TASK TO CARRY OUT:
Give back the records below verbatim, please, but without a single image.

[Website and app data records]

-------------------------

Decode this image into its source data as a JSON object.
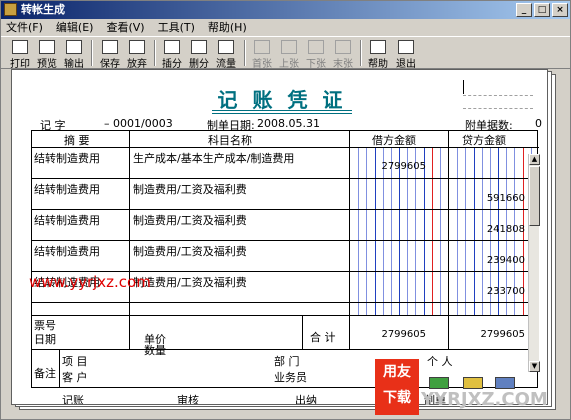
{
  "window": {
    "title": "转帐生成"
  },
  "menu": [
    "文件(F)",
    "编辑(E)",
    "查看(V)",
    "工具(T)",
    "帮助(H)"
  ],
  "toolbar": [
    {
      "label": "打印",
      "icon": "print-icon",
      "enabled": true
    },
    {
      "label": "预览",
      "icon": "preview-icon",
      "enabled": true
    },
    {
      "label": "输出",
      "icon": "export-icon",
      "enabled": true
    },
    {
      "label": "保存",
      "icon": "save-icon",
      "enabled": true
    },
    {
      "label": "放弃",
      "icon": "discard-icon",
      "enabled": true
    },
    {
      "label": "插分",
      "icon": "insert-row-icon",
      "enabled": true
    },
    {
      "label": "删分",
      "icon": "delete-row-icon",
      "enabled": true
    },
    {
      "label": "流量",
      "icon": "cashflow-icon",
      "enabled": true
    },
    {
      "label": "首张",
      "icon": "first-icon",
      "enabled": false
    },
    {
      "label": "上张",
      "icon": "prev-icon",
      "enabled": false
    },
    {
      "label": "下张",
      "icon": "next-icon",
      "enabled": false
    },
    {
      "label": "末张",
      "icon": "last-icon",
      "enabled": false
    },
    {
      "label": "帮助",
      "icon": "help-icon",
      "enabled": true
    },
    {
      "label": "退出",
      "icon": "exit-icon",
      "enabled": true
    }
  ],
  "voucher": {
    "title": "记 账 凭 证",
    "type_label": "记 字",
    "number": "– 0001/0003",
    "date_label": "制单日期:",
    "date": "2008.05.31",
    "attachments_label": "附单据数:",
    "attachments": "0",
    "columns": {
      "summary": "摘 要",
      "account": "科目名称",
      "debit": "借方金额",
      "credit": "贷方金额"
    },
    "rows": [
      {
        "summary": "结转制造费用",
        "account": "生产成本/基本生产成本/制造费用",
        "debit": "2799605",
        "credit": ""
      },
      {
        "summary": "结转制造费用",
        "account": "制造费用/工资及福利费",
        "debit": "",
        "credit": "591660"
      },
      {
        "summary": "结转制造费用",
        "account": "制造费用/工资及福利费",
        "debit": "",
        "credit": "241808"
      },
      {
        "summary": "结转制造费用",
        "account": "制造费用/工资及福利费",
        "debit": "",
        "credit": "239400"
      },
      {
        "summary": "结转制造费用",
        "account": "制造费用/工资及福利费",
        "debit": "",
        "credit": "233700"
      }
    ],
    "ticket_label": "票号",
    "ticket_date_label": "日期",
    "unit_price_label": "单价",
    "quantity_label": "数量",
    "total_label": "合 计",
    "total_debit": "2799605",
    "total_credit": "2799605",
    "remark_label": "备注",
    "project_label": "项  目",
    "customer_label": "客  户",
    "dept_label": "部  门",
    "person_label": "个  人",
    "salesman_label": "业务员",
    "sig": {
      "bookkeep": "记账",
      "audit": "审核",
      "cashier": "出纳",
      "maker": "制单"
    }
  },
  "watermark": "www.yyrjxz.com",
  "logo": {
    "line1": "用友",
    "line2": "下载",
    "text": "YYRJXZ.COM"
  }
}
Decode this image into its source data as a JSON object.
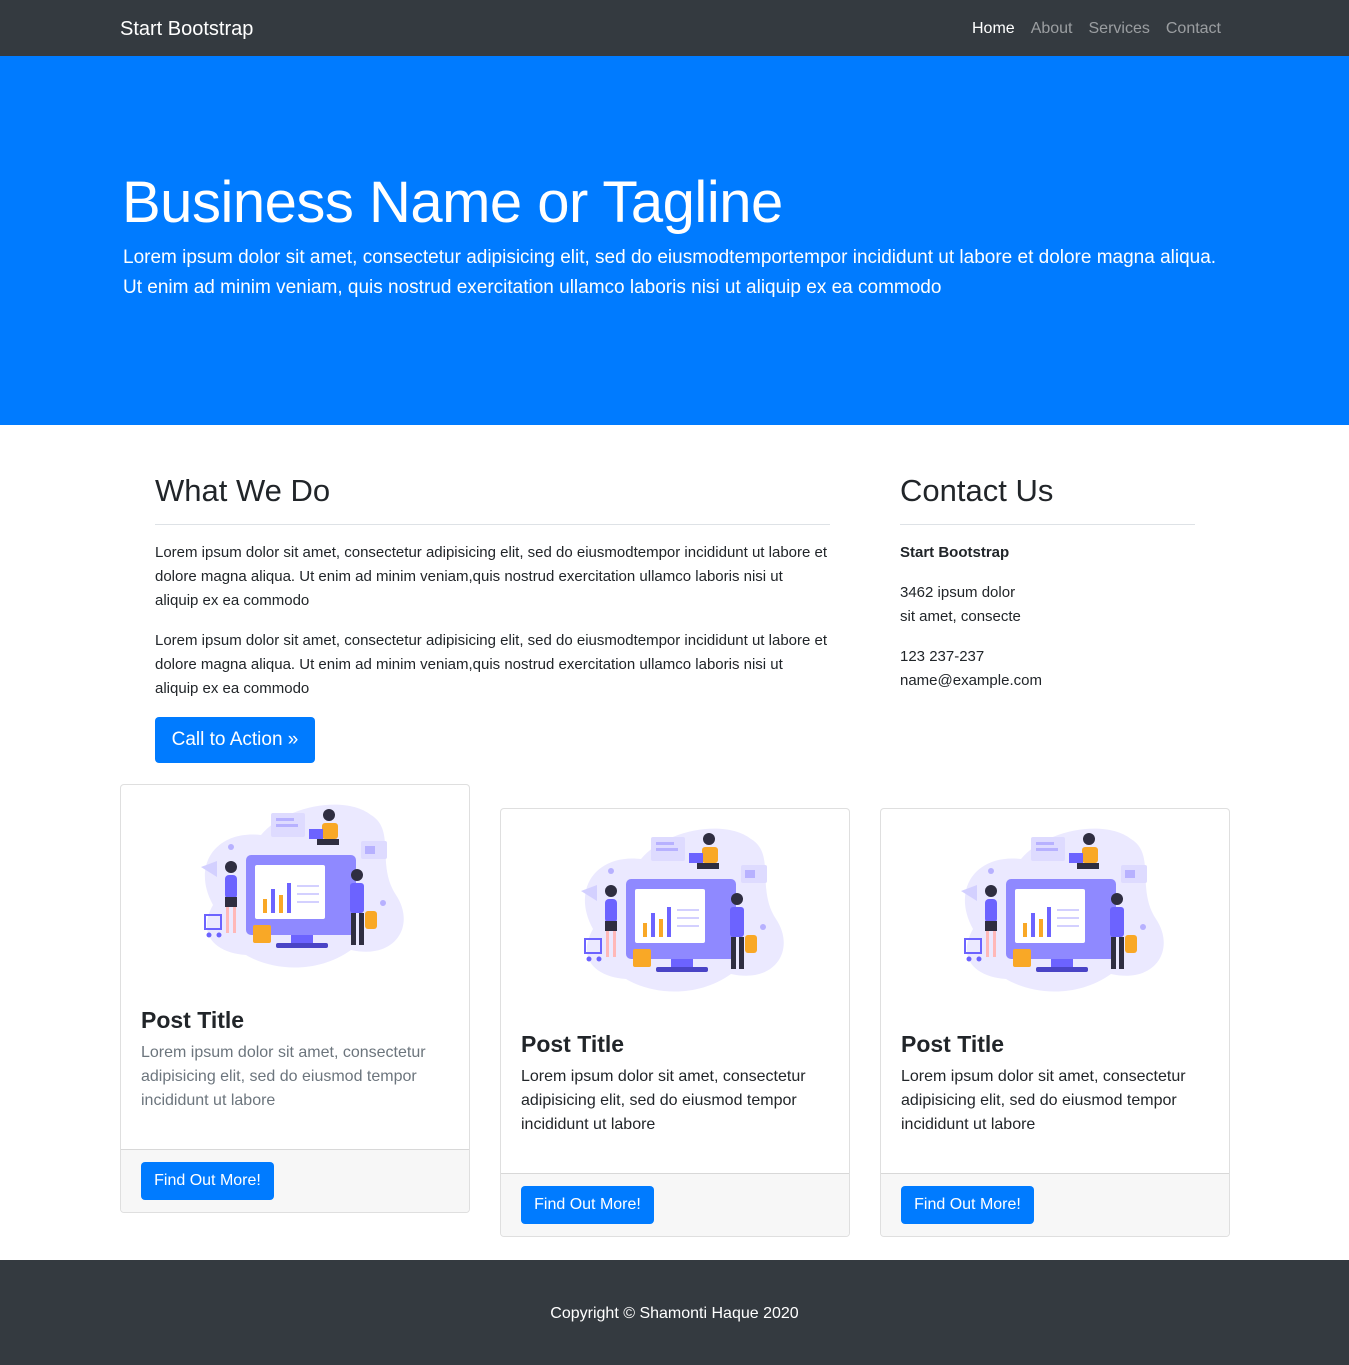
{
  "navbar": {
    "brand": "Start Bootstrap",
    "links": [
      "Home",
      "About",
      "Services",
      "Contact"
    ]
  },
  "hero": {
    "title": "Business Name or Tagline",
    "lead": "Lorem ipsum dolor sit amet, consectetur adipisicing elit, sed do eiusmodtemportempor incididunt ut labore et dolore magna aliqua. Ut enim ad minim veniam, quis nostrud exercitation ullamco laboris nisi ut aliquip ex ea commodo"
  },
  "what_we_do": {
    "heading": "What We Do",
    "paragraphs": [
      "Lorem ipsum dolor sit amet, consectetur adipisicing elit, sed do eiusmodtempor incididunt ut labore et dolore magna aliqua. Ut enim ad minim veniam,quis nostrud exercitation ullamco laboris nisi ut aliquip ex ea commodo",
      "Lorem ipsum dolor sit amet, consectetur adipisicing elit, sed do eiusmodtempor incididunt ut labore et dolore magna aliqua. Ut enim ad minim veniam,quis nostrud exercitation ullamco laboris nisi ut aliquip ex ea commodo"
    ],
    "cta": "Call to Action »"
  },
  "contact": {
    "heading": "Contact Us",
    "name": "Start Bootstrap",
    "address_line1": "3462 ipsum dolor",
    "address_line2": "sit amet, consecte",
    "phone": "123 237-237",
    "email": "name@example.com"
  },
  "cards": [
    {
      "title": "Post Title",
      "text": "Lorem ipsum dolor sit amet, consectetur adipisicing elit, sed do eiusmod tempor incididunt ut labore",
      "button": "Find Out More!"
    },
    {
      "title": "Post Title",
      "text": "Lorem ipsum dolor sit amet, consectetur adipisicing elit, sed do eiusmod tempor incididunt ut labore",
      "button": "Find Out More!"
    },
    {
      "title": "Post Title",
      "text": "Lorem ipsum dolor sit amet, consectetur adipisicing elit, sed do eiusmod tempor incididunt ut labore",
      "button": "Find Out More!"
    }
  ],
  "footer": {
    "copyright": "Copyright © Shamonti Haque 2020"
  },
  "colors": {
    "primary": "#007bff",
    "dark": "#343a40",
    "illustration_purple": "#6c63ff",
    "illustration_orange": "#f9a826"
  }
}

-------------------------

ANSWER SPACE:
Decode this image into its source data as a JSON object.
{
  "window": {
    "title": "转帐生成"
  },
  "menu": [
    "文件(F)",
    "编辑(E)",
    "查看(V)",
    "工具(T)",
    "帮助(H)"
  ],
  "toolbar": [
    {
      "label": "打印",
      "icon": "print-icon",
      "enabled": true
    },
    {
      "label": "预览",
      "icon": "preview-icon",
      "enabled": true
    },
    {
      "label": "输出",
      "icon": "export-icon",
      "enabled": true
    },
    {
      "label": "保存",
      "icon": "save-icon",
      "enabled": true
    },
    {
      "label": "放弃",
      "icon": "discard-icon",
      "enabled": true
    },
    {
      "label": "插分",
      "icon": "insert-row-icon",
      "enabled": true
    },
    {
      "label": "删分",
      "icon": "delete-row-icon",
      "enabled": true
    },
    {
      "label": "流量",
      "icon": "cashflow-icon",
      "enabled": true
    },
    {
      "label": "首张",
      "icon": "first-icon",
      "enabled": false
    },
    {
      "label": "上张",
      "icon": "prev-icon",
      "enabled": false
    },
    {
      "label": "下张",
      "icon": "next-icon",
      "enabled": false
    },
    {
      "label": "末张",
      "icon": "last-icon",
      "enabled": false
    },
    {
      "label": "帮助",
      "icon": "help-icon",
      "enabled": true
    },
    {
      "label": "退出",
      "icon": "exit-icon",
      "enabled": true
    }
  ],
  "voucher": {
    "title": "记 账 凭 证",
    "type_label": "记 字",
    "number": "– 0001/0003",
    "date_label": "制单日期:",
    "date": "2008.05.31",
    "attachments_label": "附单据数:",
    "attachments": "0",
    "columns": {
      "summary": "摘 要",
      "account": "科目名称",
      "debit": "借方金额",
      "credit": "贷方金额"
    },
    "rows": [
      {
        "summary": "结转制造费用",
        "account": "生产成本/基本生产成本/制造费用",
        "debit": "2799605",
        "credit": ""
      },
      {
        "summary": "结转制造费用",
        "account": "制造费用/工资及福利费",
        "debit": "",
        "credit": "591660"
      },
      {
        "summary": "结转制造费用",
        "account": "制造费用/工资及福利费",
        "debit": "",
        "credit": "241808"
      },
      {
        "summary": "结转制造费用",
        "account": "制造费用/工资及福利费",
        "debit": "",
        "credit": "239400"
      },
      {
        "summary": "结转制造费用",
        "account": "制造费用/工资及福利费",
        "debit": "",
        "credit": "233700"
      }
    ],
    "ticket_label": "票号",
    "ticket_date_label": "日期",
    "unit_price_label": "单价",
    "quantity_label": "数量",
    "total_label": "合 计",
    "total_debit": "2799605",
    "total_credit": "2799605",
    "remark_label": "备注",
    "project_label": "项  目",
    "customer_label": "客  户",
    "dept_label": "部  门",
    "person_label": "个  人",
    "salesman_label": "业务员",
    "sig": {
      "bookkeep": "记账",
      "audit": "审核",
      "cashier": "出纳",
      "maker": "制单"
    }
  },
  "watermark": "www.yyrjxz.com",
  "logo": {
    "line1": "用友",
    "line2": "下载",
    "text": "YYRJXZ.COM"
  }
}
Decode this image into its source data as a JSON object.
{
  "navbar": {
    "brand": "Start Bootstrap",
    "links": [
      "Home",
      "About",
      "Services",
      "Contact"
    ]
  },
  "hero": {
    "title": "Business Name or Tagline",
    "lead": "Lorem ipsum dolor sit amet, consectetur adipisicing elit, sed do eiusmodtemportempor incididunt ut labore et dolore magna aliqua. Ut enim ad minim veniam, quis nostrud exercitation ullamco laboris nisi ut aliquip ex ea commodo"
  },
  "what_we_do": {
    "heading": "What We Do",
    "paragraphs": [
      "Lorem ipsum dolor sit amet, consectetur adipisicing elit, sed do eiusmodtempor incididunt ut labore et dolore magna aliqua. Ut enim ad minim veniam,quis nostrud exercitation ullamco laboris nisi ut aliquip ex ea commodo",
      "Lorem ipsum dolor sit amet, consectetur adipisicing elit, sed do eiusmodtempor incididunt ut labore et dolore magna aliqua. Ut enim ad minim veniam,quis nostrud exercitation ullamco laboris nisi ut aliquip ex ea commodo"
    ],
    "cta": "Call to Action »"
  },
  "contact": {
    "heading": "Contact Us",
    "name": "Start Bootstrap",
    "address_line1": "3462 ipsum dolor",
    "address_line2": "sit amet, consecte",
    "phone": "123 237-237",
    "email": "name@example.com"
  },
  "cards": [
    {
      "title": "Post Title",
      "text": "Lorem ipsum dolor sit amet, consectetur adipisicing elit, sed do eiusmod tempor incididunt ut labore",
      "button": "Find Out More!"
    },
    {
      "title": "Post Title",
      "text": "Lorem ipsum dolor sit amet, consectetur adipisicing elit, sed do eiusmod tempor incididunt ut labore",
      "button": "Find Out More!"
    },
    {
      "title": "Post Title",
      "text": "Lorem ipsum dolor sit amet, consectetur adipisicing elit, sed do eiusmod tempor incididunt ut labore",
      "button": "Find Out More!"
    }
  ],
  "footer": {
    "copyright": "Copyright © Shamonti Haque 2020"
  },
  "colors": {
    "primary": "#007bff",
    "dark": "#343a40",
    "illustration_purple": "#6c63ff",
    "illustration_orange": "#f9a826"
  }
}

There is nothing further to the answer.